The Obama administration's top drug enforcement official sidestepped a question Thursday on how the federal government would react if California voters legalize pot this fall.
Drug czar Gil Kerlikowske said he wouldn't speculate on what the Obama administration would do if California voters approve a ballot initiative that would make marijuana legal for consumption but subject it to regulation.
"Since it hasn't passed, right now it would be improper to speculate on what the federal government's role is," Kerlikowske said during an appearance on ABC's "Top Line" webcast. [The Hill]

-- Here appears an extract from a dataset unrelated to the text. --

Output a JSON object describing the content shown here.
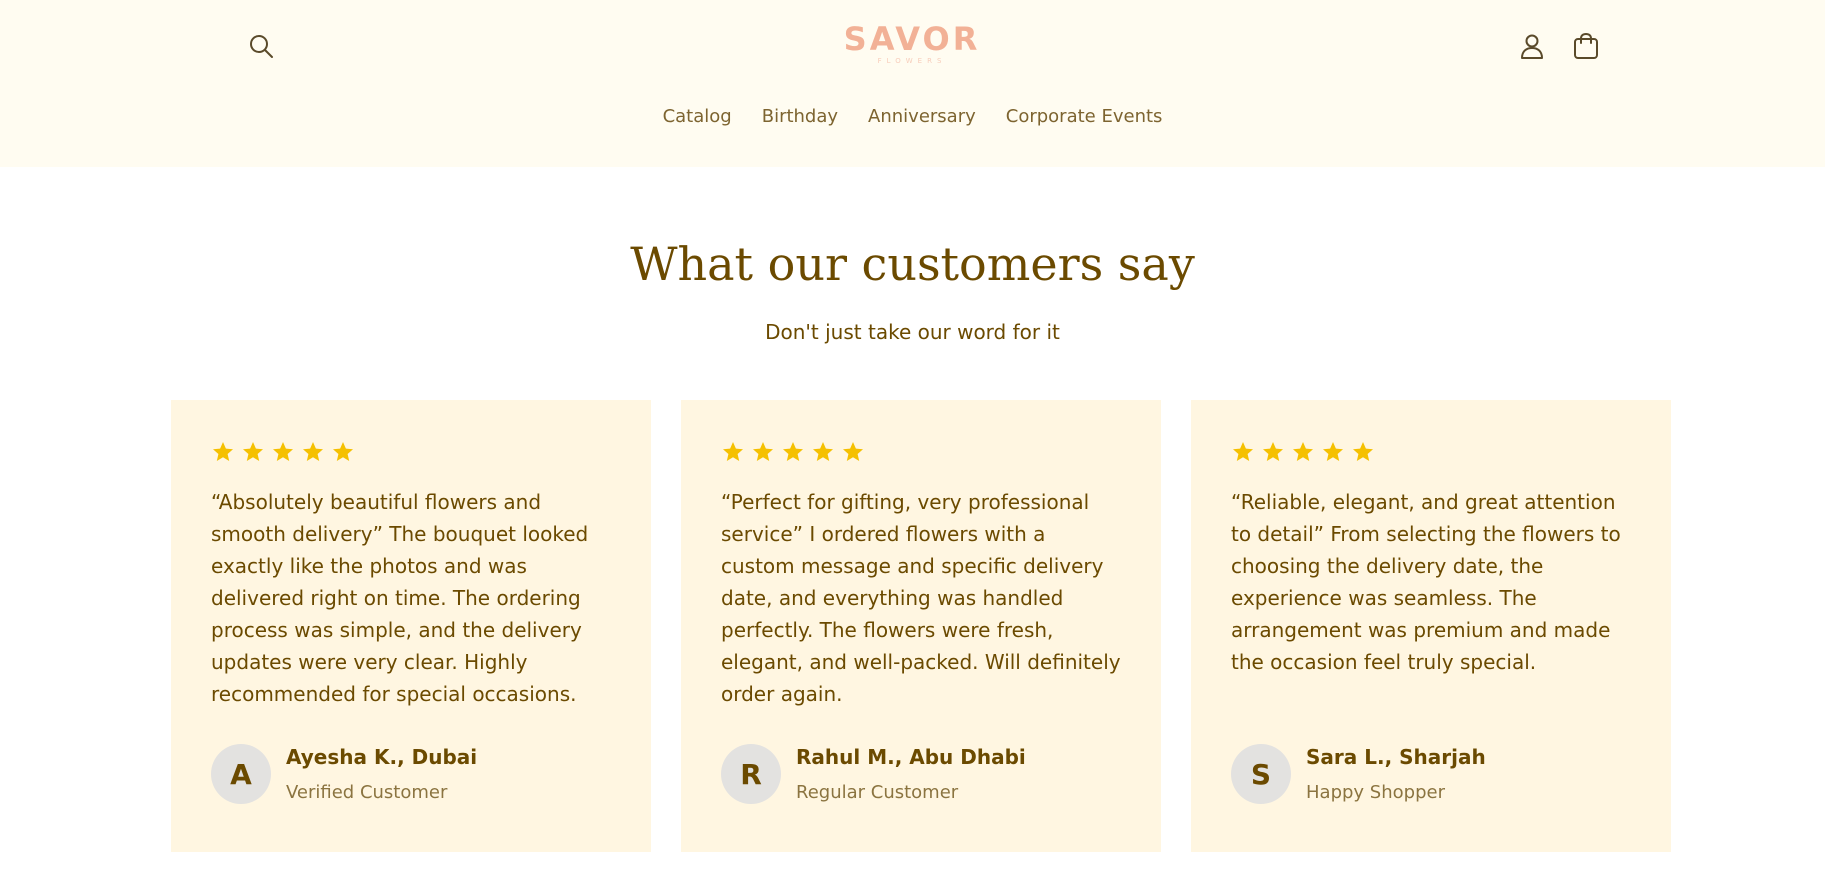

There's not much here to try to interpret, but it's certainly an improvement from the hysterical response I'm sure we'd have seen under the Bush Administration. Isn't it incredible that the nation's top anti-drug official -- the man whose primary responsibility is to serve as head cheerleader for the war on drugs – can't think of anything more interesting to say about the country's most populous state attempting to legalize marijuana for recreational use? You could get as much insight from a random guy on the street.
This comment from the article is helpful in explaining what's going on with marijuana policy at the White House:

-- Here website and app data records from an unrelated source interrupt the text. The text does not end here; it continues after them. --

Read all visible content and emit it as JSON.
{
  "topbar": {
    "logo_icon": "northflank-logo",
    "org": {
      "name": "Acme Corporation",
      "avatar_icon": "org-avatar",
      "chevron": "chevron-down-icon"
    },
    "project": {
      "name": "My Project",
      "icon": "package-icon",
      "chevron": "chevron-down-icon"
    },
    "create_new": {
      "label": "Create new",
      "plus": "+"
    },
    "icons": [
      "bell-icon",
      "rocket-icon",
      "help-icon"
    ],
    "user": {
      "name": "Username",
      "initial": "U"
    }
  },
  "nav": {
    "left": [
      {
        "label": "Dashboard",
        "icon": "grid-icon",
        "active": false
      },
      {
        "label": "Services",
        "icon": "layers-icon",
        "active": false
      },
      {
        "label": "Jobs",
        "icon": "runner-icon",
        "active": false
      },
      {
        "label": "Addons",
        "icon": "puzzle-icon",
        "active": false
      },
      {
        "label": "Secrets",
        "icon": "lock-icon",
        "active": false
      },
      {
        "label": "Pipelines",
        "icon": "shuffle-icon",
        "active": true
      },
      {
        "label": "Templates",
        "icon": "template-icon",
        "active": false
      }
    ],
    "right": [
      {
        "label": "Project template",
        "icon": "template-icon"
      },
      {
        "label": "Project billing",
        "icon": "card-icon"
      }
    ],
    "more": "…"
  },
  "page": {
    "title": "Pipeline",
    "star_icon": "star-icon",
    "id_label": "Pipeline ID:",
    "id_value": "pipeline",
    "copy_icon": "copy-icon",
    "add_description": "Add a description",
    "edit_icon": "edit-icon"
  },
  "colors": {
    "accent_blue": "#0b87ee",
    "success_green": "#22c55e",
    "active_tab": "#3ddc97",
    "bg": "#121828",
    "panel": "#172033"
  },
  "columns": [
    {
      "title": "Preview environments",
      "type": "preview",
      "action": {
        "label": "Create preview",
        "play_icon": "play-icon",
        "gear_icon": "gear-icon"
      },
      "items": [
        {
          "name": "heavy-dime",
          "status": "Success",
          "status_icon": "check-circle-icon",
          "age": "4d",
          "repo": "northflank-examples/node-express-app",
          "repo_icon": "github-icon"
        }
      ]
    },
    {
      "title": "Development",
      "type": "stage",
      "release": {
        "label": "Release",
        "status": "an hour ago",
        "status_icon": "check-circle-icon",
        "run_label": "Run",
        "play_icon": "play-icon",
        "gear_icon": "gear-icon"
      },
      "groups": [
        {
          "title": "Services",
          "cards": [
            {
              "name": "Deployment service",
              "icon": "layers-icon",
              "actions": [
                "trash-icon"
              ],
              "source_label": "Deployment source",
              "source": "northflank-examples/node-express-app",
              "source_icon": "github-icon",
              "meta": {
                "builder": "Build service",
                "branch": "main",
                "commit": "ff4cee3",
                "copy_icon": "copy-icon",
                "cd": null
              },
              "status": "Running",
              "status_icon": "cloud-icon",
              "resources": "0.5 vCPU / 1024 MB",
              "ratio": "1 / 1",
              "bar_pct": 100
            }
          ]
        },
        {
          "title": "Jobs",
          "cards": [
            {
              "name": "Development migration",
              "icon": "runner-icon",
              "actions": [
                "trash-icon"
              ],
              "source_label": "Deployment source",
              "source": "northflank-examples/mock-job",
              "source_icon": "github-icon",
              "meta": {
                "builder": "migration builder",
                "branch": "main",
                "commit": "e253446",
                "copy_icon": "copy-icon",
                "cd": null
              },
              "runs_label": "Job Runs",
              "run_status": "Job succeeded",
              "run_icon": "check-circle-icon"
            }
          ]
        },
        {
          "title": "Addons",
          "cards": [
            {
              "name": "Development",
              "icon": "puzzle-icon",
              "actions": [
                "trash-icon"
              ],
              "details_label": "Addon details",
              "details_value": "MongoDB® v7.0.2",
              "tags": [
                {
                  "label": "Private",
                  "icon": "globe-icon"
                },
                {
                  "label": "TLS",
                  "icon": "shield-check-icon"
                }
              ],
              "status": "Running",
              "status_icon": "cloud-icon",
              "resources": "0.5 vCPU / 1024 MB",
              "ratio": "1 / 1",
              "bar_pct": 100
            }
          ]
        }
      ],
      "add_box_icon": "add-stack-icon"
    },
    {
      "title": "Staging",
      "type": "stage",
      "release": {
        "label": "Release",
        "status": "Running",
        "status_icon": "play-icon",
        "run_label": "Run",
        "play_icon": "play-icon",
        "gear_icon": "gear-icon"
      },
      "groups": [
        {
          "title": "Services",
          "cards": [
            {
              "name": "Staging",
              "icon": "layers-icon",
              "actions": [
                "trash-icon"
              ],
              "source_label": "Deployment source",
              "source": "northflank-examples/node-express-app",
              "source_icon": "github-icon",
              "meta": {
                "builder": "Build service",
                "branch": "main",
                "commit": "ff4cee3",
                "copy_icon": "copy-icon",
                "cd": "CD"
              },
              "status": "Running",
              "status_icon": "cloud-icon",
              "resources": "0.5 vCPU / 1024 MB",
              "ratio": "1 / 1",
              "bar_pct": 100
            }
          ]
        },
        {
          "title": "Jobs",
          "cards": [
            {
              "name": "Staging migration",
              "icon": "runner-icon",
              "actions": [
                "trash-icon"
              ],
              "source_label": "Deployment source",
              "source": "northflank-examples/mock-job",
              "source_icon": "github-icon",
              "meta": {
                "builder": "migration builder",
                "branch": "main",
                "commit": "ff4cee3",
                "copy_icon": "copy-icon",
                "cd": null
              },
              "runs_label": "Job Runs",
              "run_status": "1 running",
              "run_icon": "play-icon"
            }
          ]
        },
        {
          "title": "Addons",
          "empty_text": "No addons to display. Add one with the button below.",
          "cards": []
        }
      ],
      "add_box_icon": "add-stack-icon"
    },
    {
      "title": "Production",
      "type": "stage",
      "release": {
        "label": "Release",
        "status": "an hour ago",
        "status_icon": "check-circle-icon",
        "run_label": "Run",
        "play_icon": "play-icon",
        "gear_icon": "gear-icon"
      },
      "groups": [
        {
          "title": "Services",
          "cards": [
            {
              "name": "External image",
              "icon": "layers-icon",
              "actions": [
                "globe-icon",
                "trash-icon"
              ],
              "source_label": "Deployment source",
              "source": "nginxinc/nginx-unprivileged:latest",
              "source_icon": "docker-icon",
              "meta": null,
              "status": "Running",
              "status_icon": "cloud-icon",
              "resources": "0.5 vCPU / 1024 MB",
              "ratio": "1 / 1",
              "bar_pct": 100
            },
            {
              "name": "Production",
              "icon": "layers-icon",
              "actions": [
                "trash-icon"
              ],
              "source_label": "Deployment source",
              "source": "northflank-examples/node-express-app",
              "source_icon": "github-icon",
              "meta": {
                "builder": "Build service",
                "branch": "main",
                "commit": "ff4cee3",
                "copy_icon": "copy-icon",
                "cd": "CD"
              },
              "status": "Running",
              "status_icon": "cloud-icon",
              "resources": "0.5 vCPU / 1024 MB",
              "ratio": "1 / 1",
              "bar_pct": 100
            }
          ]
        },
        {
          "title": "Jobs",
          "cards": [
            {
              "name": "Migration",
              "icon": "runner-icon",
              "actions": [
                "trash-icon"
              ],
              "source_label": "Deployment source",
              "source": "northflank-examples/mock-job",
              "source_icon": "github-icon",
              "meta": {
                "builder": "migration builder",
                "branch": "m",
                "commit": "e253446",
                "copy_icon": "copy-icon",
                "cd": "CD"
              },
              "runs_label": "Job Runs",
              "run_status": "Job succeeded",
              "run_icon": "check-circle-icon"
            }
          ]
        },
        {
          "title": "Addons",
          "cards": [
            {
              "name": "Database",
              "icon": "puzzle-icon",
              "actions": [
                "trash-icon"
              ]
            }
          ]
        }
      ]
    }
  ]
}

Obama has played the medical marijuana issue perfectly, allowing MM states to push the envelope and creating acceptance for cannabis in the general population while expending no political capital of his own…
This is exactly right, and it's vitally important to understand this concept even as we condemn the Obama Administration for upholding the status quo in most aspects of drug policy. We've reached a point where it's no longer politically wise for the Administration, particularly a Democratic one, to be visibly associated with aggressive reefer madness. They've appeared to understand this so far, thus the Administration's tone regarding the California legalization effort will speak volumes, regardless of whether or not they actually say anything.